== TRY IT ==
Please copy every line of the data in which the string "BlackList" appears.

START INFORMATION GIVEN

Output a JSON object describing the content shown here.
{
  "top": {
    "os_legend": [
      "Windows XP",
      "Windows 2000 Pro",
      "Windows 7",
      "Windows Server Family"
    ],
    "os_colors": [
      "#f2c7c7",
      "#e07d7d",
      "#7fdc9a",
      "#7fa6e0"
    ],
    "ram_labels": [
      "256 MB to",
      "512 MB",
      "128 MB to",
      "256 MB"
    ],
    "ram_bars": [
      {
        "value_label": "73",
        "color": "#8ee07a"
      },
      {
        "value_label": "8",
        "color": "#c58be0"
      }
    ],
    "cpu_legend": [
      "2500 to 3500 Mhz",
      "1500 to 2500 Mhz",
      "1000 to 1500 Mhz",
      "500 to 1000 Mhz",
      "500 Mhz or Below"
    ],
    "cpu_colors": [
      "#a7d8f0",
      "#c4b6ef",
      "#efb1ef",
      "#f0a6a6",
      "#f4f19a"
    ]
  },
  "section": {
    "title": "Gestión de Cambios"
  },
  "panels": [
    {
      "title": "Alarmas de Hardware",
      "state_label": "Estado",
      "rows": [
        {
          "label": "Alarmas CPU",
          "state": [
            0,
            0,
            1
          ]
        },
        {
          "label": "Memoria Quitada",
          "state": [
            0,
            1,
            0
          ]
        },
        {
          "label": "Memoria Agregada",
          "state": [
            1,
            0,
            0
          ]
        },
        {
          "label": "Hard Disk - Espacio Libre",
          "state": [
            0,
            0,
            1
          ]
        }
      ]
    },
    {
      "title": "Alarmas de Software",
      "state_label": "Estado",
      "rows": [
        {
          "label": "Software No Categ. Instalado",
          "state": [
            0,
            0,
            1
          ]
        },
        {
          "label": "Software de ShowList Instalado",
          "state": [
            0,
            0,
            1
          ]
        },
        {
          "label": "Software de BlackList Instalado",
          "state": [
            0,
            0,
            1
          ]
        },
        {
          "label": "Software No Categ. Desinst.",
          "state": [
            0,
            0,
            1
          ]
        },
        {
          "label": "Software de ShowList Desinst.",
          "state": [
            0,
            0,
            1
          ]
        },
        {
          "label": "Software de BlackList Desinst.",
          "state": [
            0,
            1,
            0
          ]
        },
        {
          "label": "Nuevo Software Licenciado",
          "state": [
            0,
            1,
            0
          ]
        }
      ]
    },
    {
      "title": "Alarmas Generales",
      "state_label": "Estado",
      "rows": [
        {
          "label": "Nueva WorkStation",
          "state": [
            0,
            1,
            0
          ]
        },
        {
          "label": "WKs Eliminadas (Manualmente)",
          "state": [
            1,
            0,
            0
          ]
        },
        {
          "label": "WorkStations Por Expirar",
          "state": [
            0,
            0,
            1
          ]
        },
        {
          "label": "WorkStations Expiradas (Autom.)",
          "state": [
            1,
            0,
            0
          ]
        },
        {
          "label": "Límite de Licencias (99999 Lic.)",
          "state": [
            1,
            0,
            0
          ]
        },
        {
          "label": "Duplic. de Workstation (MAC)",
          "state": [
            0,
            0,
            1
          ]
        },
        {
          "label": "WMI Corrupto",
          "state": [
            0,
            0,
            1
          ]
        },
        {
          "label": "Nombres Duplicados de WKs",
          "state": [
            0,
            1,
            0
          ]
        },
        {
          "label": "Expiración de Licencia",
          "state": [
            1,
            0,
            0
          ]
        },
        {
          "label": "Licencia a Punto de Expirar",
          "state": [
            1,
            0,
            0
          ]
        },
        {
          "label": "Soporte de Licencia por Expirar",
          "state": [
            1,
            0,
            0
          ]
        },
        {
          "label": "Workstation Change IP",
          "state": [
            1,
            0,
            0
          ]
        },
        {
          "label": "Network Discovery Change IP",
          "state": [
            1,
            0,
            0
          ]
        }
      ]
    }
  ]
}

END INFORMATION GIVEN

== RESULT FOR THIS TASK ==
          "label": "Software de BlackList Instalado",
          "label": "Software de BlackList Desinst.",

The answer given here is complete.